What is needed is every line of the data that includes the word "ubicación". Please copy each one.

**Stored data entries**
-- Opening Marker --

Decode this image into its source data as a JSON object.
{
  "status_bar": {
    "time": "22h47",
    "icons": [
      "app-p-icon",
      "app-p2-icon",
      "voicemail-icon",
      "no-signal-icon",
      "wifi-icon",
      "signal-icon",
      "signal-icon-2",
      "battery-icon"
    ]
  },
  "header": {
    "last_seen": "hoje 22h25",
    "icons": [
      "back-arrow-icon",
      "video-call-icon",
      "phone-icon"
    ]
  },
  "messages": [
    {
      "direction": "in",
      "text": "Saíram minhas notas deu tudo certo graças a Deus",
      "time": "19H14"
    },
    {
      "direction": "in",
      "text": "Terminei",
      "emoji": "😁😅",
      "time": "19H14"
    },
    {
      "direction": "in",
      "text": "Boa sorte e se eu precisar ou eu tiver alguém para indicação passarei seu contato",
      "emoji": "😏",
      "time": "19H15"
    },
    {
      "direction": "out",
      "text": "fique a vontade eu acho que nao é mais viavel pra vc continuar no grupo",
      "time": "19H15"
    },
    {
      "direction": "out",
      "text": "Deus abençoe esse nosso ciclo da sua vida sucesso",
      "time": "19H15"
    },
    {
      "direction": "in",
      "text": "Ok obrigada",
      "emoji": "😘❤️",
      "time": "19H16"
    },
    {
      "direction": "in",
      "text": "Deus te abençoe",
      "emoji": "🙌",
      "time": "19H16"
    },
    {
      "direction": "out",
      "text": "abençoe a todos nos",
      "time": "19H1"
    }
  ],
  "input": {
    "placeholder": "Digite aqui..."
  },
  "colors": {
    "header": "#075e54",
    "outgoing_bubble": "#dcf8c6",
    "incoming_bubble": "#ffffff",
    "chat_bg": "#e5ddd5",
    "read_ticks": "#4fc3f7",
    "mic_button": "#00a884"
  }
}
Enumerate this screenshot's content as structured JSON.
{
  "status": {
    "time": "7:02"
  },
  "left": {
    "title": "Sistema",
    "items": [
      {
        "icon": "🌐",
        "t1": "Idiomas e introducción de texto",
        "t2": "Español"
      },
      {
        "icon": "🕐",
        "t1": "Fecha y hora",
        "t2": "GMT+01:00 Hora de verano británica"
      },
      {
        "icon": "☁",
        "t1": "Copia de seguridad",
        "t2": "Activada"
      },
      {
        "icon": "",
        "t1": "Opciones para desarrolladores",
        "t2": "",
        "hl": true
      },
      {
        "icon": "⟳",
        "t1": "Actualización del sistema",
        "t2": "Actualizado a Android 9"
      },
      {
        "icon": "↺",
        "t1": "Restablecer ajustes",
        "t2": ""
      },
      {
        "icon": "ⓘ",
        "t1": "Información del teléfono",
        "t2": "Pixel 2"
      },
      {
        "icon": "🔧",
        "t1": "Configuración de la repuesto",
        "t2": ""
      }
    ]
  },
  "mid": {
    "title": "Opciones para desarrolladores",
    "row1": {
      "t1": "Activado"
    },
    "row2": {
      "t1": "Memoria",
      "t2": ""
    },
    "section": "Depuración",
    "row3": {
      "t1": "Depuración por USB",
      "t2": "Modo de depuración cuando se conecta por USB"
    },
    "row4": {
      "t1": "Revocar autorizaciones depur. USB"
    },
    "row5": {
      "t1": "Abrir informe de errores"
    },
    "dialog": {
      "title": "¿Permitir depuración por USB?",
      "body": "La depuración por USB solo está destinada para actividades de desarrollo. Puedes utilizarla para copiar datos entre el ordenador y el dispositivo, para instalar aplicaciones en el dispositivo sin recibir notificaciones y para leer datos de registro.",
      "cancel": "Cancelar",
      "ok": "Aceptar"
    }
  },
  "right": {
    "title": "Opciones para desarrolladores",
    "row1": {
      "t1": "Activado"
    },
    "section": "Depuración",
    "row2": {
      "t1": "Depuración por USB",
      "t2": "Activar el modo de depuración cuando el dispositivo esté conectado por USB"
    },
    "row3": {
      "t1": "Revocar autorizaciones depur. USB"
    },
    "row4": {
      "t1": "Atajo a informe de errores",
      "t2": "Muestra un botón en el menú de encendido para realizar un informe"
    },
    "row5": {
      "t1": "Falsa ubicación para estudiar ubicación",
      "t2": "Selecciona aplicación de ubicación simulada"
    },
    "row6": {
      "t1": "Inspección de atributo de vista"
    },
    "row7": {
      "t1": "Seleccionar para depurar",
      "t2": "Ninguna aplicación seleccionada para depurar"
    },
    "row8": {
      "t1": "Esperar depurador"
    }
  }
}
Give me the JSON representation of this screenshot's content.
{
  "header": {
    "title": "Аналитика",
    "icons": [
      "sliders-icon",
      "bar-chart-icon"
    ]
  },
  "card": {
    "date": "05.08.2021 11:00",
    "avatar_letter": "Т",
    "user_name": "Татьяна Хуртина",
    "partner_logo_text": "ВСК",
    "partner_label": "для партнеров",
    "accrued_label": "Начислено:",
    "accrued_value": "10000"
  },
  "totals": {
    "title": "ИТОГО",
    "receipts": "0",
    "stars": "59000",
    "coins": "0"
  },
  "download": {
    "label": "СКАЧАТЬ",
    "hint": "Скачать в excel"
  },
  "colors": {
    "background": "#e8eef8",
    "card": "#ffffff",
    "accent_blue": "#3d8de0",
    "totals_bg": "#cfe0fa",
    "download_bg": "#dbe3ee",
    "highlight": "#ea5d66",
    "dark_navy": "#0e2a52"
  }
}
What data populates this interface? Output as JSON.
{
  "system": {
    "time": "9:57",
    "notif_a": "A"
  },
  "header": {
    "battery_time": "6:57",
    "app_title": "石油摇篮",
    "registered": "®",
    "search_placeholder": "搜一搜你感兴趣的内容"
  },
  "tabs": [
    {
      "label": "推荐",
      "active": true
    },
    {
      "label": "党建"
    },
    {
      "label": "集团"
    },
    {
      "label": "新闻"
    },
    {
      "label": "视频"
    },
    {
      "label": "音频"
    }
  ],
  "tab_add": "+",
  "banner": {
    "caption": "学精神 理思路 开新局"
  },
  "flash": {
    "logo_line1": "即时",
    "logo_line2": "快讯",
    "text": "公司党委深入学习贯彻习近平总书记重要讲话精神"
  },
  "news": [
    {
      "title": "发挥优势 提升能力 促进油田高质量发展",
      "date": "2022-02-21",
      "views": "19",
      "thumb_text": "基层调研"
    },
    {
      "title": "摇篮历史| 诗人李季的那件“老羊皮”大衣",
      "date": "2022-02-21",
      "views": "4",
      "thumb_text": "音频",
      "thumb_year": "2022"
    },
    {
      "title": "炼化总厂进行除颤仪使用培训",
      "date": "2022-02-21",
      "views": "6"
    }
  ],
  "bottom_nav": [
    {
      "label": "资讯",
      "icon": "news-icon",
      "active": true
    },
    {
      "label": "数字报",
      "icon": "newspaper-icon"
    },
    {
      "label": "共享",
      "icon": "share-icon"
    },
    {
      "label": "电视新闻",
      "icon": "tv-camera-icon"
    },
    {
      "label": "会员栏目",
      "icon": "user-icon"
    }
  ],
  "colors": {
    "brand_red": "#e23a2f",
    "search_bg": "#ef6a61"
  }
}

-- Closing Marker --

**ANSWER FOR THE TASK**
      "t1": "Falsa ubicación para estudiar ubicación",
      "t2": "Selecciona aplicación de ubicación simulada"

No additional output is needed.